SOUTH made a curious play in his slam contract on this deal. What made it even more curious was his subsequent explanation.

A well-judged sequence led North-South to the excellent contract of Six Clubs. West led the ten of clubs and a look at dummy suggested an easy run. Declarer aimed to ruff both of his losing hearts on the table and lose only one trick in diamonds.

After winning with dummy's jack of trumps, however, East's discard of a heart posed problems, for it was now impossible to take a second heart ruff without sacrificing a trump trick. The 12th trick had to come from the diamond suit, and this might well involve guessing who held the ace and who the queen.

The normal play would be to lead the jack from hand.
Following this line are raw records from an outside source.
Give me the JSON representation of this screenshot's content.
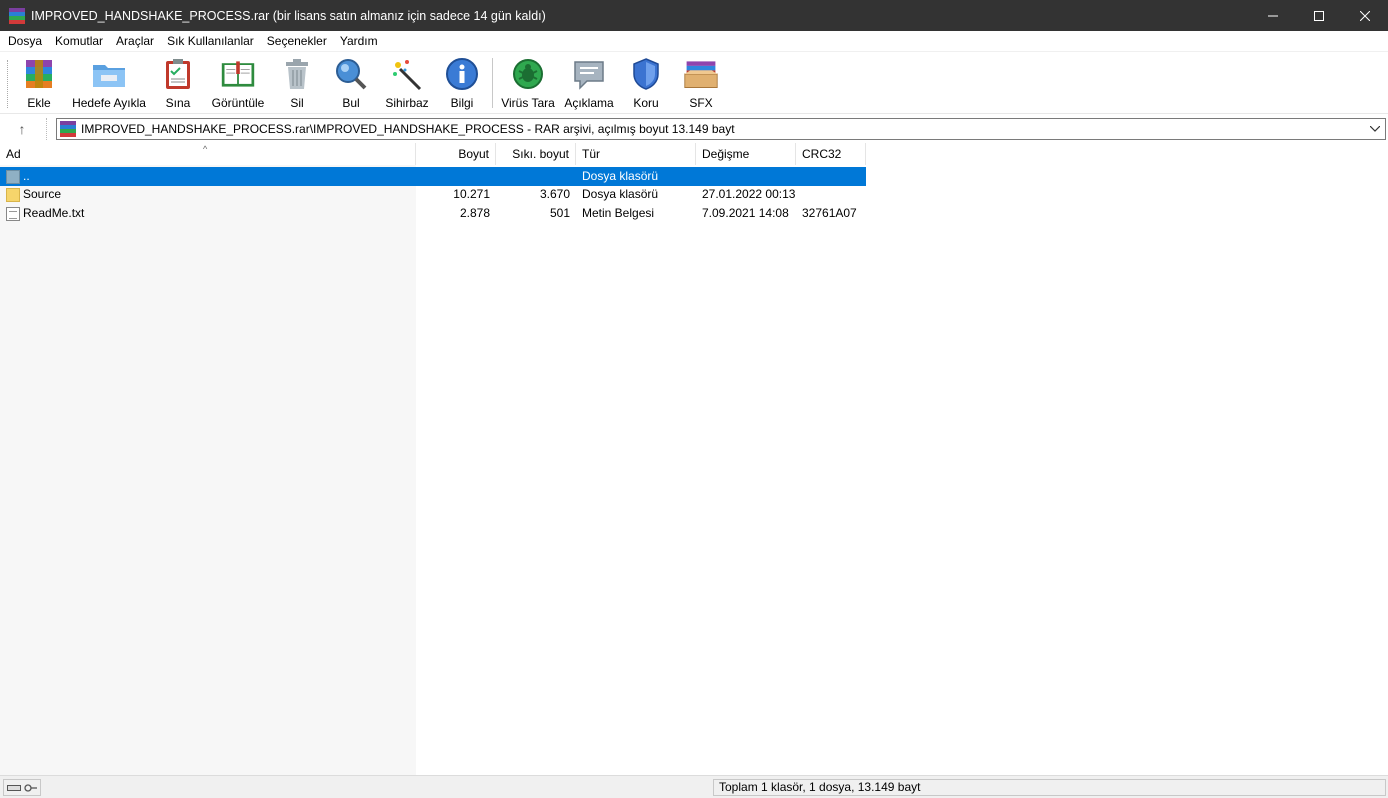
{
  "window": {
    "title": "IMPROVED_HANDSHAKE_PROCESS.rar (bir lisans satın almanız için sadece 14 gün kaldı)",
    "controls": {
      "minimize": "—",
      "maximize": "☐",
      "close": "✕"
    }
  },
  "menu": {
    "items": [
      {
        "label": "Dosya"
      },
      {
        "label": "Komutlar"
      },
      {
        "label": "Araçlar"
      },
      {
        "label": "Sık Kullanılanlar"
      },
      {
        "label": "Seçenekler"
      },
      {
        "label": "Yardım"
      }
    ]
  },
  "toolbar": {
    "buttons": [
      {
        "label": "Ekle",
        "icon": "add-archive-icon"
      },
      {
        "label": "Hedefe Ayıkla",
        "icon": "extract-folder-icon"
      },
      {
        "label": "Sına",
        "icon": "test-checklist-icon"
      },
      {
        "label": "Görüntüle",
        "icon": "view-book-icon"
      },
      {
        "label": "Sil",
        "icon": "trash-icon"
      },
      {
        "label": "Bul",
        "icon": "magnifier-icon"
      },
      {
        "label": "Sihirbaz",
        "icon": "wizard-wand-icon"
      },
      {
        "label": "Bilgi",
        "icon": "info-icon"
      },
      {
        "label": "Virüs Tara",
        "icon": "virus-scan-icon"
      },
      {
        "label": "Açıklama",
        "icon": "comment-icon"
      },
      {
        "label": "Koru",
        "icon": "shield-icon"
      },
      {
        "label": "SFX",
        "icon": "sfx-box-icon"
      }
    ]
  },
  "address": {
    "up_icon": "↑",
    "path": "IMPROVED_HANDSHAKE_PROCESS.rar\\IMPROVED_HANDSHAKE_PROCESS - RAR arşivi, açılmış boyut 13.149 bayt",
    "dropdown_icon": "chevron-down-icon"
  },
  "columns": {
    "name": "Ad",
    "size": "Boyut",
    "packed": "Sıkı. boyut",
    "type": "Tür",
    "modified": "Değişme",
    "crc": "CRC32",
    "sort_caret": "^"
  },
  "files": [
    {
      "name": "..",
      "size": "",
      "packed": "",
      "type": "Dosya klasörü",
      "modified": "",
      "crc": "",
      "selected": true,
      "icon": "folder-up-icon"
    },
    {
      "name": "Source",
      "size": "10.271",
      "packed": "3.670",
      "type": "Dosya klasörü",
      "modified": "27.01.2022 00:13",
      "crc": "",
      "selected": false,
      "icon": "folder-icon"
    },
    {
      "name": "ReadMe.txt",
      "size": "2.878",
      "packed": "501",
      "type": "Metin Belgesi",
      "modified": "7.09.2021 14:08",
      "crc": "32761A07",
      "selected": false,
      "icon": "text-file-icon"
    }
  ],
  "status": {
    "summary": "Toplam 1 klasör, 1 dosya, 13.149 bayt"
  },
  "colors": {
    "titlebar": "#333333",
    "selection": "#0078d7"
  }
}
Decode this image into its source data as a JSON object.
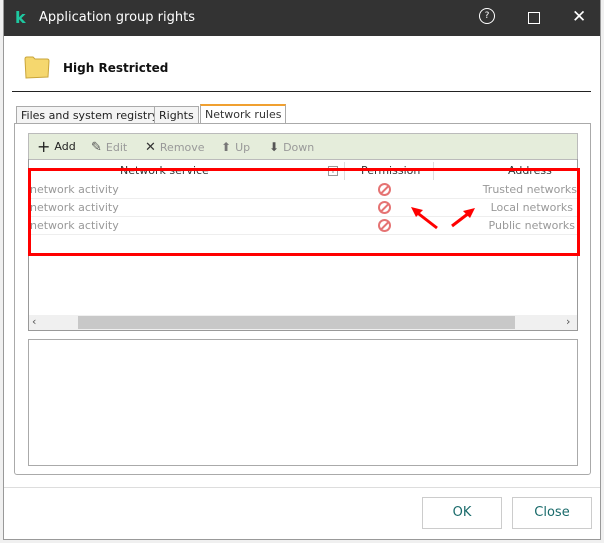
{
  "window": {
    "title": "Application group rights",
    "help_icon": "question-circle-icon",
    "maximize_icon": "square-icon",
    "close_icon": "x-icon"
  },
  "header": {
    "group_name": "High Restricted",
    "icon": "folder-icon"
  },
  "tabs": [
    {
      "label": "Files and system registry"
    },
    {
      "label": "Rights"
    },
    {
      "label": "Network rules",
      "active": true
    }
  ],
  "toolbar": {
    "add": "Add",
    "edit": "Edit",
    "remove": "Remove",
    "up": "Up",
    "down": "Down"
  },
  "table": {
    "columns": [
      "Network service",
      "Permission",
      "Address"
    ],
    "rows": [
      {
        "service": "network activity",
        "permission": "deny",
        "address": "Trusted networks"
      },
      {
        "service": "network activity",
        "permission": "deny",
        "address": "Local networks"
      },
      {
        "service": "network activity",
        "permission": "deny",
        "address": "Public networks"
      }
    ]
  },
  "footer": {
    "ok": "OK",
    "close": "Close"
  },
  "colors": {
    "highlight": "#ff0000",
    "accent": "#1ec8a0",
    "toolbar_bg": "#e5eddb"
  }
}
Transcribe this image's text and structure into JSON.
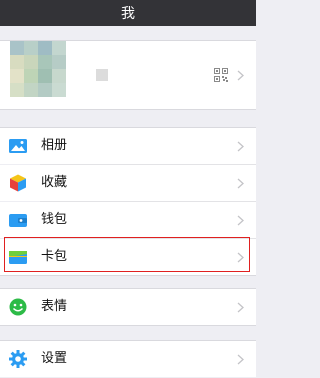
{
  "header": {
    "title": "我"
  },
  "profile": {
    "avatar_colors": [
      "#a9c3c8",
      "#b8cfc8",
      "#9fbcc4",
      "#c3d6cf",
      "#d8dcc0",
      "#c9d6bb",
      "#a8c6b9",
      "#b6ccc6",
      "#e3e2c8",
      "#bed4b6",
      "#9fbfb2",
      "#c7d8cd",
      "#d6dfc6",
      "#c2d5c4",
      "#b3cbc4",
      "#cadbd2"
    ],
    "qr_icon": "qr-code-icon"
  },
  "menu": {
    "album": {
      "label": "相册",
      "icon": "photo-album-icon",
      "color": "#2b9cf2"
    },
    "favorites": {
      "label": "收藏",
      "icon": "favorites-cube-icon"
    },
    "wallet": {
      "label": "钱包",
      "icon": "wallet-icon",
      "color": "#2b9cf2"
    },
    "cards": {
      "label": "卡包",
      "icon": "card-wallet-icon"
    },
    "emoji": {
      "label": "表情",
      "icon": "smiley-face-icon",
      "color": "#2dbb47"
    },
    "settings": {
      "label": "设置",
      "icon": "gear-icon",
      "color": "#2b9cf2"
    }
  },
  "highlight": {
    "color": "#e02020",
    "target": "卡包"
  }
}
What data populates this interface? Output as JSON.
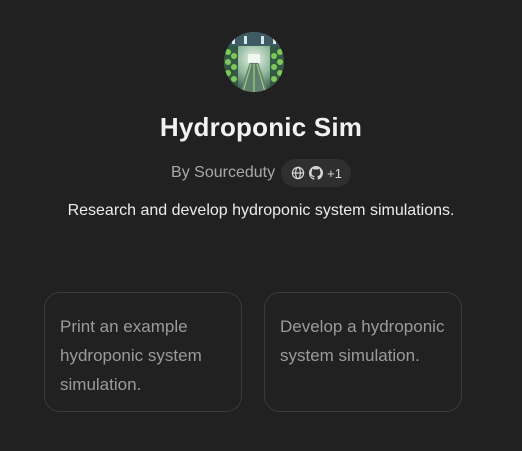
{
  "gpt": {
    "title": "Hydroponic Sim",
    "author_prefix": "By Sourceduty",
    "links": {
      "extra_count": "+1",
      "icons": [
        "globe-icon",
        "github-icon"
      ]
    },
    "description": "Research and develop hydroponic system simulations."
  },
  "starters": [
    {
      "label": "Print an example hydroponic system simulation."
    },
    {
      "label": "Develop a hydroponic system simulation."
    }
  ]
}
Easy now if West held both honours, equally easy if East held both (after the jack has lost to the queen, a ruffing finesse gives a discard), but only offering a 50 per cent chance of guessing right if the missing honours are divided.

Instead declarer led the two from dummy at trick 2] This wins (via the ruffing finesse) if East holds both honours or just the ace, but loses if West holds both honours or if the cards lie as they do. In practice East sleepily played low on the lead of the two and South was home when his jack lost to the ace.

Quizzed, South replied that as he always guessed wrongly in even-money situations, his play gave him a better chance, as no guesswork was involved]

Perhaps East should have asked himself why declarer was in such a hurry to play on diamonds, but you cannot argue with success.

Game all; dealer South


A 7 4 2

6 5

K 10 3 2


Q 9 5

Q 10

A 9 7 4

10 9 8 7


J 10 8 6

J 9 8 4 3

Q 8 6 5



K 3

A K 7 2


A Q 6 5 3 2